      This has not happened simply because the major political clientele of ND and PASOK had been public servants, the Greek Establishment of privateers, bankers, media barons which are state fed via public contracts and never assumed any business risk (not least with their money). Some of the above have already metastasized in the SYRIZA camp, as the silent and disorganized masses are now desperate enough not to be influenced by the fear factor argument of a SYRIZA government. SYRIZA now is an opportunity flag for them and a viable or not so scary option for the masses. And now as the scales tip, the Greek populace and the electorate is ready for the game theory equivalent of a “Messolonghi Exodus”, that is certain death if we stay the course and infinitesimal chance of hope if we run for the hills…

    • I agree: SYRIZA must avoid becoming a flag of convenience for those resisting change. It is a tough ask. But SYRIZA remains the only vehicle for possibly bringing about change. Or so think/hope.

  • No, sorry, Greece doesn’t need an honest middle-of-the-road politician. Not in the least. It needs a politician who will say no and, in fact, dare the ECB, the EU, the Commission, Merkel and Schauble et al to “do what you have to do, and get on with it, while you’re at it”. Enough with the threats and the accommodations. If for no other reason, then for the general principle of NEVER EVER capitulating to Germans and Germany. EVER!

  • “ice-cool Mr Tsipras”? Refreshing, even though in the middle of winter. Anyway, Pritchard’s stats and numbers are correct and so is view about the situation in Greece. Still, I am very suspicious about his motives. It seems to me that, when the EMU will be finished and the influence of Germany will be pushed back behind the Rhine, the brokers at the city of London will shout “Hip hip hooray” three times…

    • I don’t share your worries about motive. AEP’s message has been 100% consistent on Greece since 2009.

  • Yasou people–I lived in Greece. One solution to all this mess is to simply emigrate, after moving your money out. I’m now in the Philippines and it’s nice here, dirt cheap. When and if Greece defaults on the euro and reintroduces the drachma you can reinvest in Greece at firesale prices. What’s wrong with my logic?

  • Dear Yanni,

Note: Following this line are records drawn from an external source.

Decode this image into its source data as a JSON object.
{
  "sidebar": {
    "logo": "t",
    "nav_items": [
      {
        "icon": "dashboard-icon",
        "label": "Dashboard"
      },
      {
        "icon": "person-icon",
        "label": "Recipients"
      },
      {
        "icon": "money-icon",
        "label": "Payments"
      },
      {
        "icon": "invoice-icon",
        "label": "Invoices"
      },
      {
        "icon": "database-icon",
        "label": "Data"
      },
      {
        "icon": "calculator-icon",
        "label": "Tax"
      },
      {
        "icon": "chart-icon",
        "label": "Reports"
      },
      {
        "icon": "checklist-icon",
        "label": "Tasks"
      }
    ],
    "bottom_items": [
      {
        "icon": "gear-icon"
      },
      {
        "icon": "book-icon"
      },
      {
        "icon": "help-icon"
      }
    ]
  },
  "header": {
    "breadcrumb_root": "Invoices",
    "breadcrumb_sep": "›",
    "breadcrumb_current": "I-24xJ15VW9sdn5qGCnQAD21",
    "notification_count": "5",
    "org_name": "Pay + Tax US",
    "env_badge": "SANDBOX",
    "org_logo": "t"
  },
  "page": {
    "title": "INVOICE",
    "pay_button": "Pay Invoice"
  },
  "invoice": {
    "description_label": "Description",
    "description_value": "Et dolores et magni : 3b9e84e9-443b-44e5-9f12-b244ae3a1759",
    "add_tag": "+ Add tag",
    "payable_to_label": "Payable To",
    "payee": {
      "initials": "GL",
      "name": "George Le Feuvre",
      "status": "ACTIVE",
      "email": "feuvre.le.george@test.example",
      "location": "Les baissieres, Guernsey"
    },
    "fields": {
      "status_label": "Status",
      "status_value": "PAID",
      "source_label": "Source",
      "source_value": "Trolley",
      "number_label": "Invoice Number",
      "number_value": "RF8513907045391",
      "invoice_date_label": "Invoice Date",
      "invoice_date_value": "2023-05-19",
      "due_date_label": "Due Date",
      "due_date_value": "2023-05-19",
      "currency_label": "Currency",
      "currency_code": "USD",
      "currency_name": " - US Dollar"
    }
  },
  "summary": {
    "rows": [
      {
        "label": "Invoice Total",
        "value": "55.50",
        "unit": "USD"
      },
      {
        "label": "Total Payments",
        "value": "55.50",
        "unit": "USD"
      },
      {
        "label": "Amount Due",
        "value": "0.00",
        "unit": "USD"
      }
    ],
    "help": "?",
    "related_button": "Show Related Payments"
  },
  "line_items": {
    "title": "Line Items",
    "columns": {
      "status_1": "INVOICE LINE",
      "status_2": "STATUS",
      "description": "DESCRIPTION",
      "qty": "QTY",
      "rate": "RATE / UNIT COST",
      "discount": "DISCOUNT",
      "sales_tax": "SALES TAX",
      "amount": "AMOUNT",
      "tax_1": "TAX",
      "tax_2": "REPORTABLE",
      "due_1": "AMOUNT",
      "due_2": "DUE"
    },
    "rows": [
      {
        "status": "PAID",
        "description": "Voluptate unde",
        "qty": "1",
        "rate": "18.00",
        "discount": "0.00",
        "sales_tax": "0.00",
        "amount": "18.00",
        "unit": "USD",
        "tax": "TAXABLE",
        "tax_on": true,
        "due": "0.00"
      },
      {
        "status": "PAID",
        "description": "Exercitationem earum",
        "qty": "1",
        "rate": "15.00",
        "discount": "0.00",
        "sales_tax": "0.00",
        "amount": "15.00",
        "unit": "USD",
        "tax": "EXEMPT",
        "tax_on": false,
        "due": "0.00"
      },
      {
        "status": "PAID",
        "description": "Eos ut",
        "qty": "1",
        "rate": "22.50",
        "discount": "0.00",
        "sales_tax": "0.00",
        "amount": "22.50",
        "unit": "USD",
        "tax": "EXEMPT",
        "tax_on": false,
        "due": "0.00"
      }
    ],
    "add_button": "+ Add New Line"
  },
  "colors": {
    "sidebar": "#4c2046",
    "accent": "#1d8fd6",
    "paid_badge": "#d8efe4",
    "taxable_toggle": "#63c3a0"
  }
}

    Holiday wishes. I really appreciate your enlightened commentary.
    Personally, I do not hold much in terms of hope for whatever Mr. Alexis Tsipras will accomplish. This ‘dim light of hope’ which Europe is pointing at us is not to show a way out. It is merely to check of our vital signs. Feeding off a century old left-wing messianism, our European masters will toss us a half-nibbled bone with perhaps some scraps of meat, flattery and privileges for Mr. Tsipras to stand next to the greats and seal his political future, and to return from negotiations in Samaras’ style with declarations of success. We would have achieved very little, and be fed with the illusion that we have taken back the Thermopylae, and have suffered in fact a Waterloo. At this junction of history, there is no future for Modern Greece in the EU to be anything more than a ‘republic’ of consumers. Greece needs a grassroots movement led by enlightened and innovative Greek intellectuals and policy makers. It needs to rid itself from particracy. It needs a new Constitution. It is suffering an existential crisis, not merely an economic one.